For all we know, we could be in a science lab injected false memories that don’t exist outside of the injection. Therefore, we can only know things exist in the past and in the present, but we can only be 99.9999999999 percent sure that the same patterns will repeat in the future.
For instance, we’ve seen gravity happen 999999999 times, so we believe that gravity will still occur 100 years from now, provided two conditions are met - We have our eyes open, and 2. We are not dead by then.

Yes what standard indeed. So as I understand the fields of epistemology that you provided, rationalism, empiricism, etc - they all provide narrower, specific standards for what constitutes knowledge as opposed to something as broad as JTB.
Correct me if I’m wrong? If not, please note that I am in turn (at least beginning, or attempting) on providing a standard for knowledge as broad as JTB. As such, I don’t see any other broad standards other than JTB. As my response, it seems there needs to be a broad standard to replace JTB. Please note that I never said there wasn’t standards in epistemology, but I don’t know of any that address knowledge in the manner that JTB does and that includes rationalism, foundationlism, and empiricism. Please correct me if I am wrong there.

In any case, I am not asking for your to summarize the entire field of epistemology, unless there is only the entire field of epistemology to rely on in determining a standard for knowledge. Is that what you are implying? Because I am looking for a more simplistic and think I have and can provide a more simplistic nature of knowledge - that rivals the simplicity of Plato’s JTB however with more efficacy. Of course, I don’t mine is so simple, but I think mine would be broader, yet simple enough compared to the entire field of epistemology.

Gettier showed that JTB is not sufficient for knowledge yes, but in turn Getter showed that some JTB is knowledge, correct? Certainly not all.

Now you state an attitude of certainty is not what makes belief a component of knowledge, well then I ask, what does? I agree that a proposition that we think is true can be a belief unless it can be justified as knowledge. The standard of justification however - I have yet to lay out. But nor did Plato really. There are justifications in rationalism, empiricism, but they don’t encompass knowledge in general. The encompasses how to know specific things, not everything that is knowable.

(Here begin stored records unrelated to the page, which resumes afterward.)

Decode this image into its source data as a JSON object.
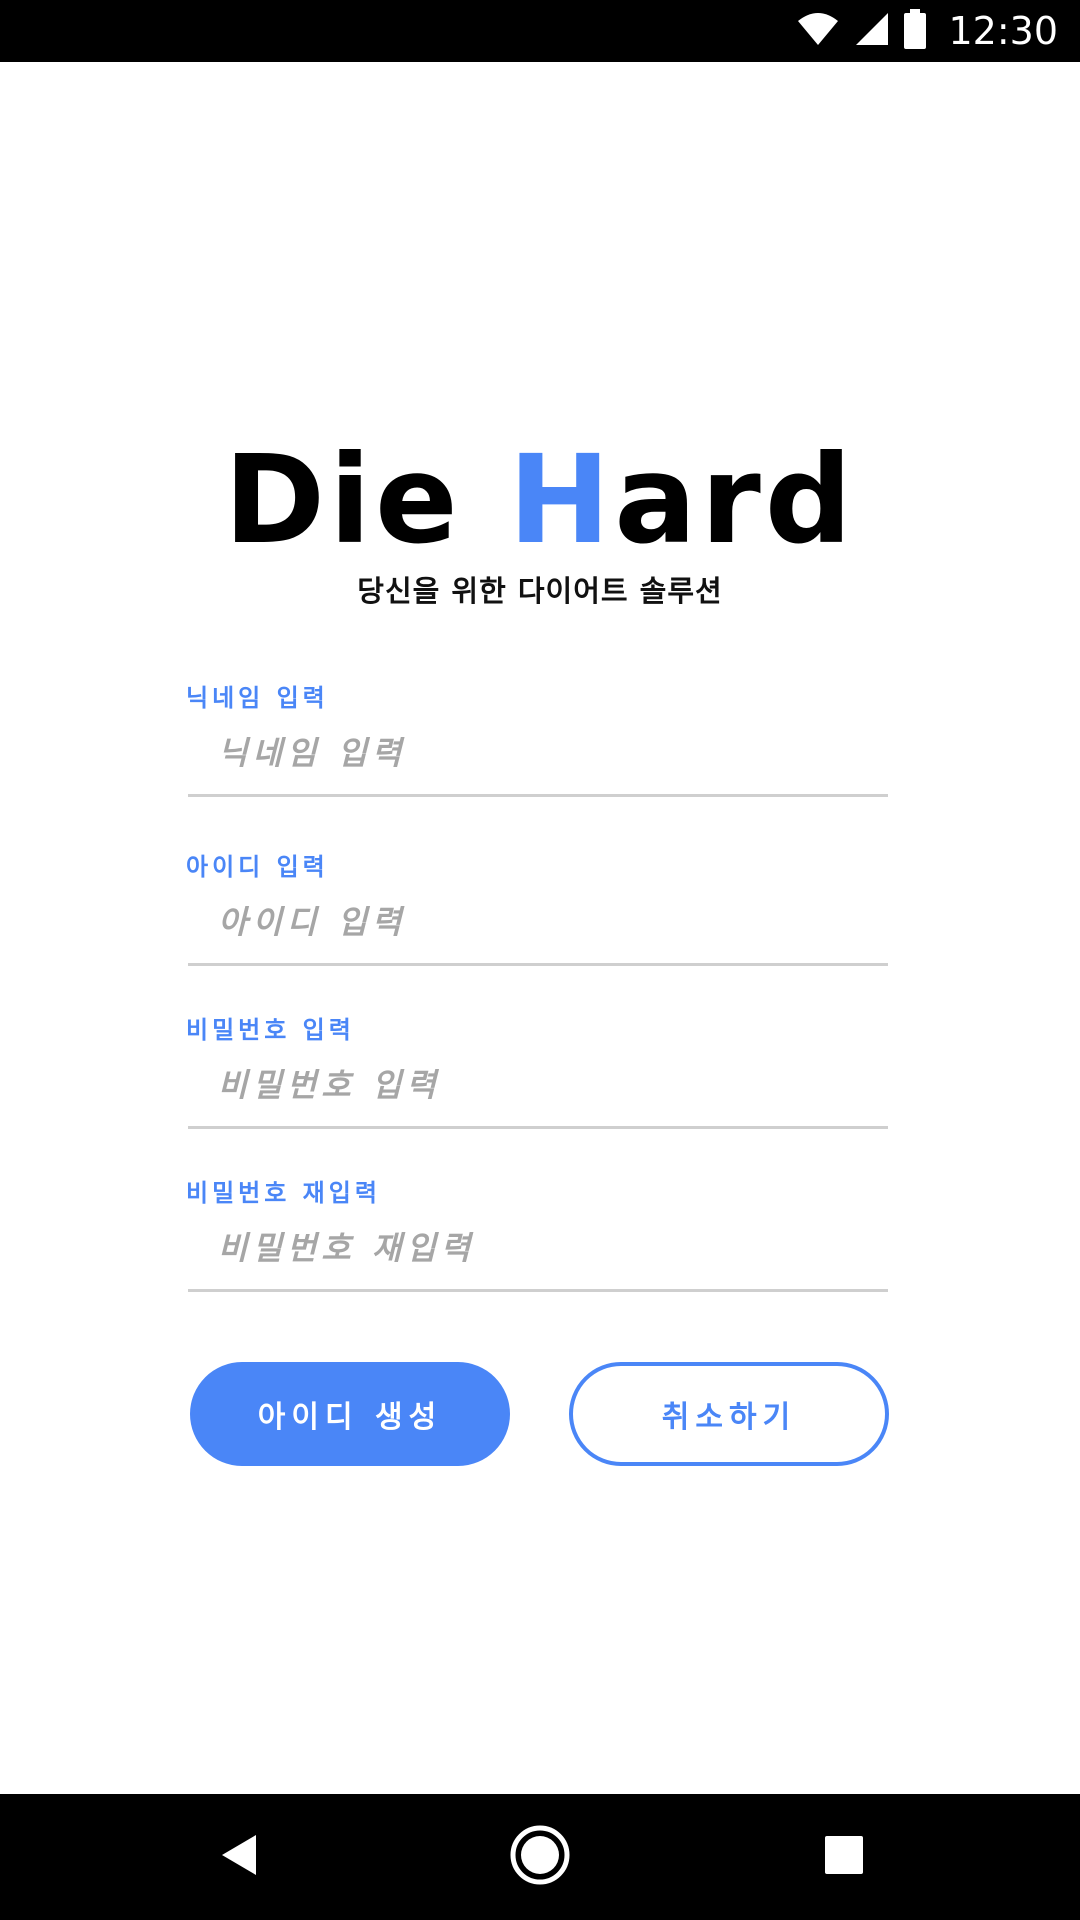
{
  "status_bar": {
    "time": "12:30",
    "icons": [
      "wifi-icon",
      "cell-signal-icon",
      "battery-icon"
    ]
  },
  "logo": {
    "part1": "Die ",
    "accent": "H",
    "part2": "ard",
    "accent_color": "#4a86f7"
  },
  "tagline": "당신을 위한 다이어트 솔루션",
  "form": {
    "nickname": {
      "label": "닉네임 입력",
      "placeholder": "닉네임 입력",
      "value": ""
    },
    "user_id": {
      "label": "아이디 입력",
      "placeholder": "아이디 입력",
      "value": ""
    },
    "password": {
      "label": "비밀번호 입력",
      "placeholder": "비밀번호 입력",
      "value": ""
    },
    "password_confirm": {
      "label": "비밀번호 재입력",
      "placeholder": "비밀번호 재입력",
      "value": ""
    }
  },
  "buttons": {
    "create": "아이디 생성",
    "cancel": "취소하기"
  },
  "nav_bar": {
    "icons": [
      "back-icon",
      "home-icon",
      "recents-icon"
    ]
  },
  "colors": {
    "accent": "#4a86f7",
    "status_bar": "#000000",
    "nav_bar": "#000000",
    "placeholder": "#a6a6a6",
    "underline": "#cfcfcf"
  }
}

I would think my standards do fit in the field of epistemology - except for those standards take into account JTB and as such knoweldge as a belief. I understand the knowledge not always being true seems to be a belief - however it does come down to what the word knowledge means then in that case. Is it knowledge is “familiarity, awareness or understanding of someone or something, such as facts, information, descriptions, or skills, which is acquired through experience or education by perceiving, discovering, or learning.” or is it knowledge that is “familiarity, awareness or understanding of someone or something, such as facts, information, descriptions, or skills, which is acquired through experience or education by perceiving, discovering, or learning that are true”.

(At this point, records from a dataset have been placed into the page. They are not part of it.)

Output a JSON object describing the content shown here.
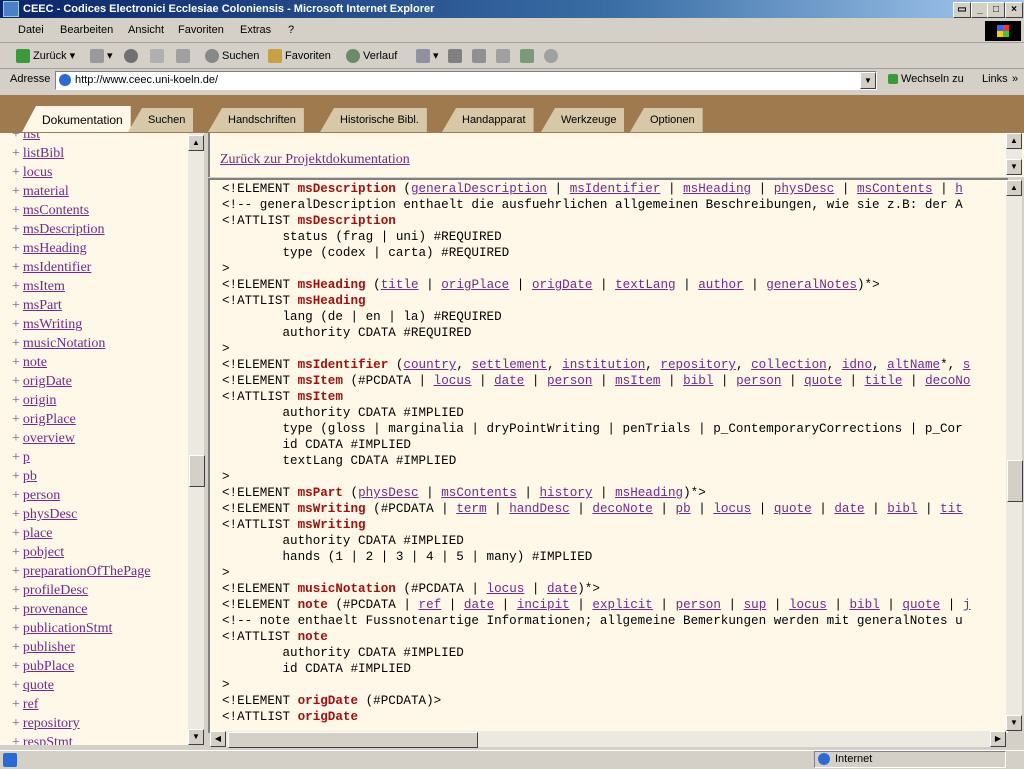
{
  "window": {
    "title": "CEEC - Codices Electronici Ecclesiae Coloniensis - Microsoft Internet Explorer"
  },
  "menu": [
    "Datei",
    "Bearbeiten",
    "Ansicht",
    "Favoriten",
    "Extras",
    "?"
  ],
  "toolbar": {
    "back": "Zurück",
    "search": "Suchen",
    "favorites": "Favoriten",
    "history": "Verlauf"
  },
  "address": {
    "label": "Adresse",
    "url": "http://www.ceec.uni-koeln.de/",
    "go": "Wechseln zu",
    "links": "Links"
  },
  "tabs": [
    "Dokumentation",
    "Suchen",
    "Handschriften",
    "Historische Bibl.",
    "Handapparat",
    "Werkzeuge",
    "Optionen"
  ],
  "left_items": [
    "list",
    "listBibl",
    "locus",
    "material",
    "msContents",
    "msDescription",
    "msHeading",
    "msIdentifier",
    "msItem",
    "msPart",
    "msWriting",
    "musicNotation",
    "note",
    "origDate",
    "origin",
    "origPlace",
    "overview",
    "p",
    "pb",
    "person",
    "physDesc",
    "place",
    "pobject",
    "preparationOfThePage",
    "profileDesc",
    "provenance",
    "publicationStmt",
    "publisher",
    "pubPlace",
    "quote",
    "ref",
    "repository",
    "respStmt"
  ],
  "left_plus": "+",
  "back_link": "Zurück zur Projektdokumentation",
  "code_lines": [
    [
      [
        "<!ELEMENT ",
        "t"
      ],
      [
        "msDescription",
        "k"
      ],
      [
        " (",
        "t"
      ],
      [
        "generalDescription",
        "l"
      ],
      [
        " | ",
        "t"
      ],
      [
        "msIdentifier",
        "l"
      ],
      [
        " | ",
        "t"
      ],
      [
        "msHeading",
        "l"
      ],
      [
        " | ",
        "t"
      ],
      [
        "physDesc",
        "l"
      ],
      [
        " | ",
        "t"
      ],
      [
        "msContents",
        "l"
      ],
      [
        " | ",
        "t"
      ],
      [
        "h",
        "l"
      ]
    ],
    [
      [
        "<!-- generalDescription enthaelt die ausfuehrlichen allgemeinen Beschreibungen, wie sie z.B: der A",
        "t"
      ]
    ],
    [
      [
        "<!ATTLIST ",
        "t"
      ],
      [
        "msDescription",
        "k"
      ]
    ],
    [
      [
        "        status (frag | uni) #REQUIRED",
        "t"
      ]
    ],
    [
      [
        "        type (codex | carta) #REQUIRED",
        "t"
      ]
    ],
    [
      [
        ">",
        "t"
      ]
    ],
    [
      [
        "<!ELEMENT ",
        "t"
      ],
      [
        "msHeading",
        "k"
      ],
      [
        " (",
        "t"
      ],
      [
        "title",
        "l"
      ],
      [
        " | ",
        "t"
      ],
      [
        "origPlace",
        "l"
      ],
      [
        " | ",
        "t"
      ],
      [
        "origDate",
        "l"
      ],
      [
        " | ",
        "t"
      ],
      [
        "textLang",
        "l"
      ],
      [
        " | ",
        "t"
      ],
      [
        "author",
        "l"
      ],
      [
        " | ",
        "t"
      ],
      [
        "generalNotes",
        "l"
      ],
      [
        ")*>",
        "t"
      ]
    ],
    [
      [
        "<!ATTLIST ",
        "t"
      ],
      [
        "msHeading",
        "k"
      ]
    ],
    [
      [
        "        lang (de | en | la) #REQUIRED",
        "t"
      ]
    ],
    [
      [
        "        authority CDATA #REQUIRED",
        "t"
      ]
    ],
    [
      [
        ">",
        "t"
      ]
    ],
    [
      [
        "<!ELEMENT ",
        "t"
      ],
      [
        "msIdentifier",
        "k"
      ],
      [
        " (",
        "t"
      ],
      [
        "country",
        "l"
      ],
      [
        ", ",
        "t"
      ],
      [
        "settlement",
        "l"
      ],
      [
        ", ",
        "t"
      ],
      [
        "institution",
        "l"
      ],
      [
        ", ",
        "t"
      ],
      [
        "repository",
        "l"
      ],
      [
        ", ",
        "t"
      ],
      [
        "collection",
        "l"
      ],
      [
        ", ",
        "t"
      ],
      [
        "idno",
        "l"
      ],
      [
        ", ",
        "t"
      ],
      [
        "altName",
        "l"
      ],
      [
        "*, ",
        "t"
      ],
      [
        "s",
        "l"
      ]
    ],
    [
      [
        "<!ELEMENT ",
        "t"
      ],
      [
        "msItem",
        "k"
      ],
      [
        " (#PCDATA | ",
        "t"
      ],
      [
        "locus",
        "l"
      ],
      [
        " | ",
        "t"
      ],
      [
        "date",
        "l"
      ],
      [
        " | ",
        "t"
      ],
      [
        "person",
        "l"
      ],
      [
        " | ",
        "t"
      ],
      [
        "msItem",
        "l"
      ],
      [
        " | ",
        "t"
      ],
      [
        "bibl",
        "l"
      ],
      [
        " | ",
        "t"
      ],
      [
        "person",
        "l"
      ],
      [
        " | ",
        "t"
      ],
      [
        "quote",
        "l"
      ],
      [
        " | ",
        "t"
      ],
      [
        "title",
        "l"
      ],
      [
        " | ",
        "t"
      ],
      [
        "decoNo",
        "l"
      ]
    ],
    [
      [
        "<!ATTLIST ",
        "t"
      ],
      [
        "msItem",
        "k"
      ]
    ],
    [
      [
        "        authority CDATA #IMPLIED",
        "t"
      ]
    ],
    [
      [
        "        type (gloss | marginalia | dryPointWriting | penTrials | p_ContemporaryCorrections | p_Cor",
        "t"
      ]
    ],
    [
      [
        "        id CDATA #IMPLIED",
        "t"
      ]
    ],
    [
      [
        "        textLang CDATA #IMPLIED",
        "t"
      ]
    ],
    [
      [
        ">",
        "t"
      ]
    ],
    [
      [
        "<!ELEMENT ",
        "t"
      ],
      [
        "msPart",
        "k"
      ],
      [
        " (",
        "t"
      ],
      [
        "physDesc",
        "l"
      ],
      [
        " | ",
        "t"
      ],
      [
        "msContents",
        "l"
      ],
      [
        " | ",
        "t"
      ],
      [
        "history",
        "l"
      ],
      [
        " | ",
        "t"
      ],
      [
        "msHeading",
        "l"
      ],
      [
        ")*>",
        "t"
      ]
    ],
    [
      [
        "<!ELEMENT ",
        "t"
      ],
      [
        "msWriting",
        "k"
      ],
      [
        " (#PCDATA | ",
        "t"
      ],
      [
        "term",
        "l"
      ],
      [
        " | ",
        "t"
      ],
      [
        "handDesc",
        "l"
      ],
      [
        " | ",
        "t"
      ],
      [
        "decoNote",
        "l"
      ],
      [
        " | ",
        "t"
      ],
      [
        "pb",
        "l"
      ],
      [
        " | ",
        "t"
      ],
      [
        "locus",
        "l"
      ],
      [
        " | ",
        "t"
      ],
      [
        "quote",
        "l"
      ],
      [
        " | ",
        "t"
      ],
      [
        "date",
        "l"
      ],
      [
        " | ",
        "t"
      ],
      [
        "bibl",
        "l"
      ],
      [
        " | ",
        "t"
      ],
      [
        "tit",
        "l"
      ]
    ],
    [
      [
        "<!ATTLIST ",
        "t"
      ],
      [
        "msWriting",
        "k"
      ]
    ],
    [
      [
        "        authority CDATA #IMPLIED",
        "t"
      ]
    ],
    [
      [
        "        hands (1 | 2 | 3 | 4 | 5 | many) #IMPLIED",
        "t"
      ]
    ],
    [
      [
        ">",
        "t"
      ]
    ],
    [
      [
        "<!ELEMENT ",
        "t"
      ],
      [
        "musicNotation",
        "k"
      ],
      [
        " (#PCDATA | ",
        "t"
      ],
      [
        "locus",
        "l"
      ],
      [
        " | ",
        "t"
      ],
      [
        "date",
        "l"
      ],
      [
        ")*>",
        "t"
      ]
    ],
    [
      [
        "<!ELEMENT ",
        "t"
      ],
      [
        "note",
        "k"
      ],
      [
        " (#PCDATA | ",
        "t"
      ],
      [
        "ref",
        "l"
      ],
      [
        " | ",
        "t"
      ],
      [
        "date",
        "l"
      ],
      [
        " | ",
        "t"
      ],
      [
        "incipit",
        "l"
      ],
      [
        " | ",
        "t"
      ],
      [
        "explicit",
        "l"
      ],
      [
        " | ",
        "t"
      ],
      [
        "person",
        "l"
      ],
      [
        " | ",
        "t"
      ],
      [
        "sup",
        "l"
      ],
      [
        " | ",
        "t"
      ],
      [
        "locus",
        "l"
      ],
      [
        " | ",
        "t"
      ],
      [
        "bibl",
        "l"
      ],
      [
        " | ",
        "t"
      ],
      [
        "quote",
        "l"
      ],
      [
        " | ",
        "t"
      ],
      [
        "j",
        "l"
      ]
    ],
    [
      [
        "<!-- note enthaelt Fussnotenartige Informationen; allgemeine Bemerkungen werden mit generalNotes u",
        "t"
      ]
    ],
    [
      [
        "<!ATTLIST ",
        "t"
      ],
      [
        "note",
        "k"
      ]
    ],
    [
      [
        "        authority CDATA #IMPLIED",
        "t"
      ]
    ],
    [
      [
        "        id CDATA #IMPLIED",
        "t"
      ]
    ],
    [
      [
        ">",
        "t"
      ]
    ],
    [
      [
        "<!ELEMENT ",
        "t"
      ],
      [
        "origDate",
        "k"
      ],
      [
        " (#PCDATA)>",
        "t"
      ]
    ],
    [
      [
        "<!ATTLIST ",
        "t"
      ],
      [
        "origDate",
        "k"
      ]
    ]
  ],
  "status": {
    "zone": "Internet"
  },
  "colors": {
    "keyword": "#a01010",
    "link": "#6b2c8e",
    "background": "#fff8e8",
    "band": "#9e7a4e"
  }
}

Not the qualifier of true being the only difference, in which I added on my own, not from any source of what the definition of knowledge is. Being that it may be, justification based on reason, logic, understanding means a state of knowing is not a state of believing - it is a different state of mind. They are subtly different, but also very meaningfully different. That is my contention and I see no reason why it couldn’t be so aside from subjectively grouping knowledge as also a belief and missing out on this subtle difference in attitude of knowledge in our state of mind that is brought about by justification through reason, logic and understanding. Belief is not a calm state of mind, knowing is. There are differences that I contend qualify knowledge to be seen not as belief in any way shape or form, as alluded to earlier. This difference in belief and knowledge, I contend, doesn’t matter if knowledge is true or not. It is not the same state of mind~

Interesting, so relevant to what?

Very good then - so there is no real basis you claim other than a subjective definition?

I contend my framework is superior in that it notes a difference that leads to a more coherent state of mind for all.